[DATA RECORDS Boundary: Start]
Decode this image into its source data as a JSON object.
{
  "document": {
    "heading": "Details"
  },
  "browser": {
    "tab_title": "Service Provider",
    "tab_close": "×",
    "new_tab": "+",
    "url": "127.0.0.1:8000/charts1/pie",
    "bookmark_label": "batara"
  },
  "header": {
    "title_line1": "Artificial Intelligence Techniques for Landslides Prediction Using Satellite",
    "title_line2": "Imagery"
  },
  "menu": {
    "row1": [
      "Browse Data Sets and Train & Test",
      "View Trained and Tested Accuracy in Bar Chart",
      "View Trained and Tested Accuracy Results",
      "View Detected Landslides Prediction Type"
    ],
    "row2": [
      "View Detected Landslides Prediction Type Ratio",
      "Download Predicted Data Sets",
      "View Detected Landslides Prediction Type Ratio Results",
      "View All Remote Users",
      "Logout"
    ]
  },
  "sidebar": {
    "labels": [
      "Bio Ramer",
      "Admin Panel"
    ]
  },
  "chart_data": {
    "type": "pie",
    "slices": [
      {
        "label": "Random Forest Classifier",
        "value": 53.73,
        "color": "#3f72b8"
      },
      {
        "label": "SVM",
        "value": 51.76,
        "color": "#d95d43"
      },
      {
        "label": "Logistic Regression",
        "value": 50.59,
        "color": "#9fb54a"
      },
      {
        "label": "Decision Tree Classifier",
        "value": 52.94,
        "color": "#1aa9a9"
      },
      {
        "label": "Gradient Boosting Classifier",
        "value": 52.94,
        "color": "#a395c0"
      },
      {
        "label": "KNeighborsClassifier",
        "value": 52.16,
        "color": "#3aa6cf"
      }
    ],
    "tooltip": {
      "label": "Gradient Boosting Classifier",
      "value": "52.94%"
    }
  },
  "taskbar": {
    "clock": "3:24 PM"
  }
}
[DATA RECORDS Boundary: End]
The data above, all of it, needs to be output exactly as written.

* **COMPLETED EXERCISE**:
Decode this image into its source data as a JSON object.
{
  "document": {
    "heading": "Details"
  },
  "browser": {
    "tab_title": "Service Provider",
    "tab_close": "×",
    "new_tab": "+",
    "url": "127.0.0.1:8000/charts1/pie",
    "bookmark_label": "batara"
  },
  "header": {
    "title_line1": "Artificial Intelligence Techniques for Landslides Prediction Using Satellite",
    "title_line2": "Imagery"
  },
  "menu": {
    "row1": [
      "Browse Data Sets and Train & Test",
      "View Trained and Tested Accuracy in Bar Chart",
      "View Trained and Tested Accuracy Results",
      "View Detected Landslides Prediction Type"
    ],
    "row2": [
      "View Detected Landslides Prediction Type Ratio",
      "Download Predicted Data Sets",
      "View Detected Landslides Prediction Type Ratio Results",
      "View All Remote Users",
      "Logout"
    ]
  },
  "sidebar": {
    "labels": [
      "Bio Ramer",
      "Admin Panel"
    ]
  },
  "chart_data": {
    "type": "pie",
    "slices": [
      {
        "label": "Random Forest Classifier",
        "value": 53.73,
        "color": "#3f72b8"
      },
      {
        "label": "SVM",
        "value": 51.76,
        "color": "#d95d43"
      },
      {
        "label": "Logistic Regression",
        "value": 50.59,
        "color": "#9fb54a"
      },
      {
        "label": "Decision Tree Classifier",
        "value": 52.94,
        "color": "#1aa9a9"
      },
      {
        "label": "Gradient Boosting Classifier",
        "value": 52.94,
        "color": "#a395c0"
      },
      {
        "label": "KNeighborsClassifier",
        "value": 52.16,
        "color": "#3aa6cf"
      }
    ],
    "tooltip": {
      "label": "Gradient Boosting Classifier",
      "value": "52.94%"
    }
  },
  "taskbar": {
    "clock": "3:24 PM"
  }
}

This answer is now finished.